Marketing strategies aside, the appeal of ultra-processed foods is typically said to rest on a trio of seemingly benign attributes: They are inexpensive, easy to prepare and delicious. But Dr. van Tulleken sees the appeal deriving from something more insidious. With the aid of various additives and sophisticated chemical modifications, these foods have been manufactured to become addictive. He points to the speed of the reward (akin to the “hit” of snorted cocaine) and to the manipulation of brain signals. “By speedballing different tastes and sensations,” he writes, these foods “can force far more calories into us than we could otherwise handle, creating enormous neurological rewards that keep us coming back for more.” It’s not that people utterly lack agency, of course—the problem for many is less coercion than seduction. Ultra-processed foods surround us—they are prevalent in every drug store and grocery store and are the foundation of every fast-food outlet. As such, resisting them requires a greater degree of willpower than many of us routinely possess.
It’s amazing how a metaphorical cliché appropriate for rock music lyrics becomes profound when Dr. White Coat, Ph.D. uses it. “Such-and-such affects your brain like cocaine” is the “It was a dark and stormy night” of pop neuroscience writing. We need a Bulwer-Lytton category expansion to include nonfiction clickbait.
Oreos can be as addictive to the brain as cocaine, the authors of a scientific study have claimed.
Well, yeah, if you’re stupid enough to snort or inject them, duh. Stick to smoking them and you won’t get hooked.
I’m sorry, you’re right, the horrible results of cookie addiction are no laughing matter.
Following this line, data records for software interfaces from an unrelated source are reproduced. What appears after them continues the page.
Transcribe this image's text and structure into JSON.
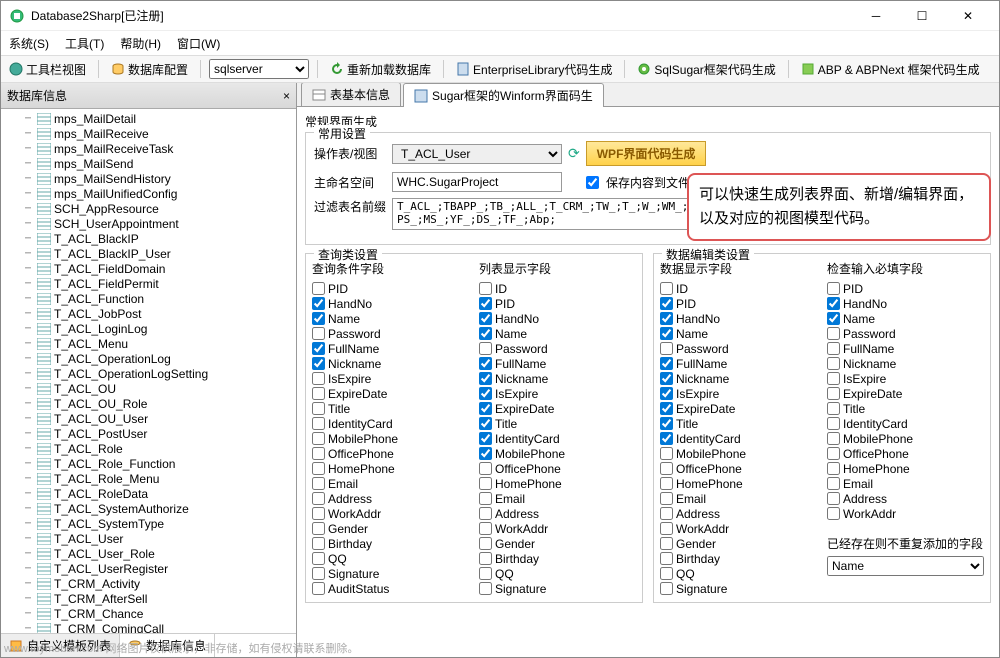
{
  "titlebar": {
    "title": "Database2Sharp[已注册]"
  },
  "menubar": {
    "items": [
      "系统(S)",
      "工具(T)",
      "帮助(H)",
      "窗口(W)"
    ]
  },
  "toolbar": {
    "toolbar_view": "工具栏视图",
    "db_config": "数据库配置",
    "db_select_value": "sqlserver",
    "reload_db": "重新加载数据库",
    "enterprise": "EnterpriseLibrary代码生成",
    "sqlsugar": "SqlSugar框架代码生成",
    "abp": "ABP & ABPNext 框架代码生成"
  },
  "sidebar": {
    "header": "数据库信息",
    "items": [
      "mps_MailDetail",
      "mps_MailReceive",
      "mps_MailReceiveTask",
      "mps_MailSend",
      "mps_MailSendHistory",
      "mps_MailUnifiedConfig",
      "SCH_AppResource",
      "SCH_UserAppointment",
      "T_ACL_BlackIP",
      "T_ACL_BlackIP_User",
      "T_ACL_FieldDomain",
      "T_ACL_FieldPermit",
      "T_ACL_Function",
      "T_ACL_JobPost",
      "T_ACL_LoginLog",
      "T_ACL_Menu",
      "T_ACL_OperationLog",
      "T_ACL_OperationLogSetting",
      "T_ACL_OU",
      "T_ACL_OU_Role",
      "T_ACL_OU_User",
      "T_ACL_PostUser",
      "T_ACL_Role",
      "T_ACL_Role_Function",
      "T_ACL_Role_Menu",
      "T_ACL_RoleData",
      "T_ACL_SystemAuthorize",
      "T_ACL_SystemType",
      "T_ACL_User",
      "T_ACL_User_Role",
      "T_ACL_UserRegister",
      "T_CRM_Activity",
      "T_CRM_AfterSell",
      "T_CRM_Chance",
      "T_CRM_ComingCall"
    ],
    "footer_tabs": {
      "custom_template": "自定义模板列表",
      "db_info": "数据库信息"
    }
  },
  "tabs": {
    "basic": "表基本信息",
    "sugar": "Sugar框架的Winform界面码生"
  },
  "panel": {
    "section_title": "常规界面生成",
    "group_title": "常用设置",
    "op_table_label": "操作表/视图",
    "op_table_value": "T_ACL_User",
    "wpf_btn": "WPF界面代码生成",
    "namespace_label": "主命名空间",
    "namespace_value": "WHC.SugarProject",
    "save_to_folder": "保存内容到文件夹中",
    "filter_label": "过滤表名前缀",
    "filter_value": "T_ACL_;TBAPP_;TB_;ALL_;T_CRM_;TW_;T_;W_;WM_;TBAPP_;MPS_;MS_;YF_;DS_;TF_;Abp;"
  },
  "fields": [
    "PID",
    "HandNo",
    "Name",
    "Password",
    "FullName",
    "Nickname",
    "IsExpire",
    "ExpireDate",
    "Title",
    "IdentityCard",
    "MobilePhone",
    "OfficePhone",
    "HomePhone",
    "Email",
    "Address",
    "WorkAddr",
    "Gender",
    "Birthday",
    "QQ",
    "Signature",
    "AuditStatus"
  ],
  "fields_short": [
    "ID",
    "PID",
    "HandNo",
    "Name",
    "Password",
    "FullName",
    "Nickname",
    "IsExpire",
    "ExpireDate",
    "Title",
    "IdentityCard",
    "MobilePhone",
    "OfficePhone",
    "HomePhone",
    "Email",
    "Address",
    "WorkAddr",
    "Gender",
    "Birthday",
    "QQ",
    "Signature"
  ],
  "fields_req": [
    "PID",
    "HandNo",
    "Name",
    "Password",
    "FullName",
    "Nickname",
    "IsExpire",
    "ExpireDate",
    "Title",
    "IdentityCard",
    "MobilePhone",
    "OfficePhone",
    "HomePhone",
    "Email",
    "Address",
    "WorkAddr"
  ],
  "col_groups": {
    "left_box": "查询类设置",
    "query_fields": "查询条件字段",
    "list_fields": "列表显示字段",
    "right_box": "数据编辑类设置",
    "edit_fields": "数据显示字段",
    "required_fields": "检查输入必填字段",
    "existing_label": "已经存在则不重复添加的字段",
    "existing_value": "Name"
  },
  "checked": {
    "query": [
      "HandNo",
      "Name",
      "FullName",
      "Nickname"
    ],
    "list": [
      "PID",
      "HandNo",
      "Name",
      "FullName",
      "Nickname",
      "IsExpire",
      "ExpireDate",
      "Title",
      "IdentityCard",
      "MobilePhone"
    ],
    "edit": [
      "PID",
      "HandNo",
      "Name",
      "FullName",
      "Nickname",
      "IsExpire",
      "ExpireDate",
      "Title",
      "IdentityCard"
    ],
    "req": [
      "HandNo",
      "Name"
    ]
  },
  "annotation": "可以快速生成列表界面、新增/编辑界面，以及对应的视图模型代码。",
  "footer_watermark": "www.toymoban.com 网络图片仅供展示，非存储，如有侵权请联系删除。"
}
America, I’m here today because I love and care about you. This is why, after the latest episode, I want to urge you to seek treatment for your addiction to moronic pop-science stories about how everything from chocolate to the Internet, make-up sex and fatty foods is “like cocaine”. There are only so many facile comparisons your brain can handle, and I don’t want to find you dead of an overdose.
Questions about the Internet’s deleterious effects on the mind are at least as old as hyperlinks. But even among Web skeptics, the idea that a new technology might influence how we think and feel—let alone contribute to a great American crack-up—was considered silly and naive, like waving a cane at electric light or blaming the television for kids these days. Instead, the Internet was seen as just another medium, a delivery system, not a diabolical machine. It made people happier and more productive. And where was the proof otherwise?
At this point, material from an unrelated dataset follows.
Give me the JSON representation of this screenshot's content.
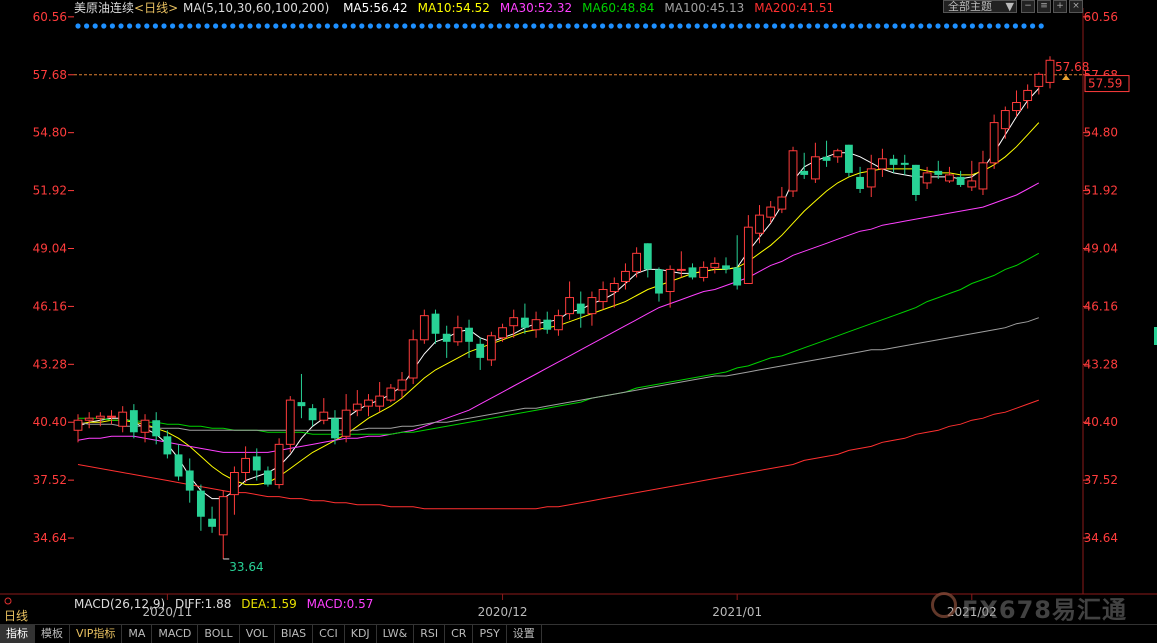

Now, however, the proof is starting to pile up. The first good, peer-reviewed research is emerging, and the picture is much gloomier than the trumpet blasts of Web utopians have allowed. The current incarnation of the Internet—portable, social, accelerated, and all-pervasive—may be making us not just dumber or lonelier but more depressed and anxious, prone to obsessive-compulsive and attention-deficit disorders, even outright psychotic. Our digitized minds can scan like those of drug addicts, and normal people are breaking down in sad and seemingly new ways.
…Does the Internet make us crazy? Not the technology itself or the content, no. But a Newsweek review of findings from more than a dozen countries finds the answers pointing in a similar direction. Peter Whybrow, the director of the Semel Institute for Neuroscience and Human Behavior at UCLA, argues that “the computer is like electronic cocaine,” fueling cycles of mania followed by depressive stretches. The Internet “leads to behavior that people are conscious is not in their best interest and does leave them anxious and does make them act compulsively,” says Nicholas Carr, whose book The Shallows, about the Web’s effect on cognition, was nominated for a Pulitzer Prize. It “fosters our obsessions, dependence, and stress reactions,” adds Larry Rosen, a California psychologist who has researched the Net’s effect for decades. It “encourages—and even promotes—insanity.”
Strident fearmongering, brain scans, dopamine, Nicholas Carr; this article is your one-stop shop for all your Zombie Internet Eatin Mah Brainz! needs. And yes, we can now file computers alongside fatty foods, make-up sex, and sugar in the list of Things That Affect Your Brain Like Cocaine. Maybe, given a little more time and some more fMRI analysis, the Internet can even graduate to being the new heroin.